== App and web page records ==
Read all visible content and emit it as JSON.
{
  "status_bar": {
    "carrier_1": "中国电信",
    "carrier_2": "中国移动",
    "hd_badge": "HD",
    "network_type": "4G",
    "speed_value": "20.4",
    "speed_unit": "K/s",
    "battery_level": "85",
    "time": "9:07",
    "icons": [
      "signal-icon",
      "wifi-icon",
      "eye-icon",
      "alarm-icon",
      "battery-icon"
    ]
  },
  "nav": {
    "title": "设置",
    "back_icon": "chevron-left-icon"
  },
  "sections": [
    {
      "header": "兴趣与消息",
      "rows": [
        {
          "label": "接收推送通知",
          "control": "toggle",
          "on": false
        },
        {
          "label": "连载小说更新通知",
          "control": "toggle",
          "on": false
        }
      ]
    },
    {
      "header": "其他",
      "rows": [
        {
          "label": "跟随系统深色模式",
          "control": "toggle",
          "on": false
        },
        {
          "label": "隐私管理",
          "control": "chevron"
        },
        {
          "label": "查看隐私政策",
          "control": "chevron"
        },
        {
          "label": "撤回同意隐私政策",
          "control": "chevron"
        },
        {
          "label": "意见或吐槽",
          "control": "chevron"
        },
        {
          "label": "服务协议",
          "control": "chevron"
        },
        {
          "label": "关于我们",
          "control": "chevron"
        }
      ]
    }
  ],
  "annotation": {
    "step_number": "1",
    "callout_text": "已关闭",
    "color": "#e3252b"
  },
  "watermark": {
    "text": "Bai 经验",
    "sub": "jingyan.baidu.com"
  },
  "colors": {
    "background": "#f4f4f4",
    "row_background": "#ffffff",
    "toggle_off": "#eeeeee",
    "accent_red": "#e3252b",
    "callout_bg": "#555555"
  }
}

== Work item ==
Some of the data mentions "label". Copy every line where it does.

== Task result ==
          "label": "接收推送通知",
          "label": "连载小说更新通知",
          "label": "跟随系统深色模式",
          "label": "隐私管理",
          "label": "查看隐私政策",
          "label": "撤回同意隐私政策",
          "label": "意见或吐槽",
          "label": "服务协议",
          "label": "关于我们",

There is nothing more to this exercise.